▸ Work required: From the entries underneath, give the number of lines holding the word "neutroogg", without any other words.
** Opening Entries supplied block **
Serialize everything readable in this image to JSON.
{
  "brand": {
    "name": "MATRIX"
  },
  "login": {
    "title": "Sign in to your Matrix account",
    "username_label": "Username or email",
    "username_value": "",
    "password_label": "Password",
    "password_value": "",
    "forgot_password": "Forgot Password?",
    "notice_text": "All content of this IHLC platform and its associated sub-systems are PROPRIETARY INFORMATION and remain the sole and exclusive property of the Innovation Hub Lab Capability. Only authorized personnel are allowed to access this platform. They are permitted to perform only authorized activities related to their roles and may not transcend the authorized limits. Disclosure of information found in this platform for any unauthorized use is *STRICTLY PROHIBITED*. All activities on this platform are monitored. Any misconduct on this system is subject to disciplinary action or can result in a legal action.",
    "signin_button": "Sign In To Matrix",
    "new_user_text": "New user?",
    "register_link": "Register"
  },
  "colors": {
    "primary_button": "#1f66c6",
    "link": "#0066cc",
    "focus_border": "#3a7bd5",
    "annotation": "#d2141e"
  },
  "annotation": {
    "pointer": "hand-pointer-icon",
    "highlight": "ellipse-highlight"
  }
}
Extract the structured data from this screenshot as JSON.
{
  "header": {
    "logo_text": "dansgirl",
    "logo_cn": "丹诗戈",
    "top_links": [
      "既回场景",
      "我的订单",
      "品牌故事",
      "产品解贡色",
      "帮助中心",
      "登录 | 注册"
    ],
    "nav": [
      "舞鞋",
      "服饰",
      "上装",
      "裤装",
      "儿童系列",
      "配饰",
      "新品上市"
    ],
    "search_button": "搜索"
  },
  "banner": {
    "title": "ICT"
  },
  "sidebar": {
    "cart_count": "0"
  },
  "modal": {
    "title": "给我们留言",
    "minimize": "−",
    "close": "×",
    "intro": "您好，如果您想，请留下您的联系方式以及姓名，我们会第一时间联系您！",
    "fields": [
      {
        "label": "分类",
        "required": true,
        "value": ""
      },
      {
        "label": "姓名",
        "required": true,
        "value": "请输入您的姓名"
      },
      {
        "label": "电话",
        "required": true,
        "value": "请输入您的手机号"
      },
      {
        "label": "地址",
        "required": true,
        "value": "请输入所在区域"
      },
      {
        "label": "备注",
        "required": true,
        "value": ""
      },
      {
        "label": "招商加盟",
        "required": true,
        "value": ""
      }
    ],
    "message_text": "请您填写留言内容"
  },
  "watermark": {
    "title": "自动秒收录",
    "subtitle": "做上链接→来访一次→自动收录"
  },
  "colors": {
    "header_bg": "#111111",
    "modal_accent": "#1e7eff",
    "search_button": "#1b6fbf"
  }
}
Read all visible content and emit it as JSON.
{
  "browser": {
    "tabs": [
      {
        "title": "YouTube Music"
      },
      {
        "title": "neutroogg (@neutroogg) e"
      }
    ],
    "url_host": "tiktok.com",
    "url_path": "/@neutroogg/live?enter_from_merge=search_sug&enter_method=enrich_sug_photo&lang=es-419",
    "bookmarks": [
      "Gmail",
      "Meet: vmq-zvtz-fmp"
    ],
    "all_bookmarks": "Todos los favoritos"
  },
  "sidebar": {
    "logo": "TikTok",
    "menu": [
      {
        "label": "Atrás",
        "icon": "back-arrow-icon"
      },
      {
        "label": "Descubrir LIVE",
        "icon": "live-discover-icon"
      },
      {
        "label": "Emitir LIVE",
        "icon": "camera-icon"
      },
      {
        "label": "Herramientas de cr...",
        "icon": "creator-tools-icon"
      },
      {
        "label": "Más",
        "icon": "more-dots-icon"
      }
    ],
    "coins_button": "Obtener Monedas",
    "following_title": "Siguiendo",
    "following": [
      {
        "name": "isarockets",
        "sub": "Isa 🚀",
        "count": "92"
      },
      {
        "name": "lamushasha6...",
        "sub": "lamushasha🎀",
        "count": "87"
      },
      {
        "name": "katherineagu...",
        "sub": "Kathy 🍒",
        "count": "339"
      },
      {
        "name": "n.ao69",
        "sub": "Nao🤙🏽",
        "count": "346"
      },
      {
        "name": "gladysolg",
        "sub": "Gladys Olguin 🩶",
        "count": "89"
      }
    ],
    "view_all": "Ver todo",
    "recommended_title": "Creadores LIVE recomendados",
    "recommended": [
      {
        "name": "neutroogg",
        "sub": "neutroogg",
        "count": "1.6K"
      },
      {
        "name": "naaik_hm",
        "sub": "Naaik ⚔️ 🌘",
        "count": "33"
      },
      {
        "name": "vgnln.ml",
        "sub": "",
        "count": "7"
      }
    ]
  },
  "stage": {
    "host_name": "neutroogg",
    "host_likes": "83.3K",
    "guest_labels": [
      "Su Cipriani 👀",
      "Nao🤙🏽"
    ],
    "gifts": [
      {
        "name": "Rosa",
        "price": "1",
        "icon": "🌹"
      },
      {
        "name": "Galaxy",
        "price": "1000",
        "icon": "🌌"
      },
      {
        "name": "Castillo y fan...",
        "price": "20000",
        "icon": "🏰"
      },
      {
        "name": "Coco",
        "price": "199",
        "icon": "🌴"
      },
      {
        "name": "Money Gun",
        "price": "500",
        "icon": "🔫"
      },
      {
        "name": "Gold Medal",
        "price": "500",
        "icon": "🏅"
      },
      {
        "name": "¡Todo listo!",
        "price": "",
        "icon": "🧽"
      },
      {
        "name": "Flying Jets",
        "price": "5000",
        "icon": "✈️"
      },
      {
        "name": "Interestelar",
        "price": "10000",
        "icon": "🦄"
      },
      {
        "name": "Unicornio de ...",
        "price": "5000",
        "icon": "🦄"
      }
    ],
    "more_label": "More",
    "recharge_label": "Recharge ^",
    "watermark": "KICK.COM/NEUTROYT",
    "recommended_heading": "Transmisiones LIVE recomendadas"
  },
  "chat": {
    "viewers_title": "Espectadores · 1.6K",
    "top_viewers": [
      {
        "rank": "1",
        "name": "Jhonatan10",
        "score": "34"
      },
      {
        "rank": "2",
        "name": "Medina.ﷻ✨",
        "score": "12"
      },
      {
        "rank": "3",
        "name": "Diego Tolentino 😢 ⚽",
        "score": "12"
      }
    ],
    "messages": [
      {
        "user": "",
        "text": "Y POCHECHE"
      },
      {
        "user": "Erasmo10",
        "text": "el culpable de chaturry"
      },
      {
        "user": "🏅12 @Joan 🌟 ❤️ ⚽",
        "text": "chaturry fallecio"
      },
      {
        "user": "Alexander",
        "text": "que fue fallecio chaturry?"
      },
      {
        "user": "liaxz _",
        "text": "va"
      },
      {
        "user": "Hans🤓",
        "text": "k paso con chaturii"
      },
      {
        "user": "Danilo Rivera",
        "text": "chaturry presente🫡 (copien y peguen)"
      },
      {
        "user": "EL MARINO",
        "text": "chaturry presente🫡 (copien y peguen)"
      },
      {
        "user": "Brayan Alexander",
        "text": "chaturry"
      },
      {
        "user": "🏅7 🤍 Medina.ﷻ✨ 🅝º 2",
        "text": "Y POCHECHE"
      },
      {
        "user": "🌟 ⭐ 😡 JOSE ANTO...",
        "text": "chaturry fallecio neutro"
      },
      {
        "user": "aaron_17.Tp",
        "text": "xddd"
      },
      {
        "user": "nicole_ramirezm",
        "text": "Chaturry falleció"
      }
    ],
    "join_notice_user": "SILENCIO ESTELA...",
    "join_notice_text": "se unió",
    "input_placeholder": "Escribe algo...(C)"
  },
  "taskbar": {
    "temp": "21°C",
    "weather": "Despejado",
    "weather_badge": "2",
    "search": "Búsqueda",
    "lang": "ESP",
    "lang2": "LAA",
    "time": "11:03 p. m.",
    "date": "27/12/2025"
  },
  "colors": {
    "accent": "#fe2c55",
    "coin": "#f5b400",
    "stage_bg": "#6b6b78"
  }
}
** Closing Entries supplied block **
▸ Answer to this exercise: 5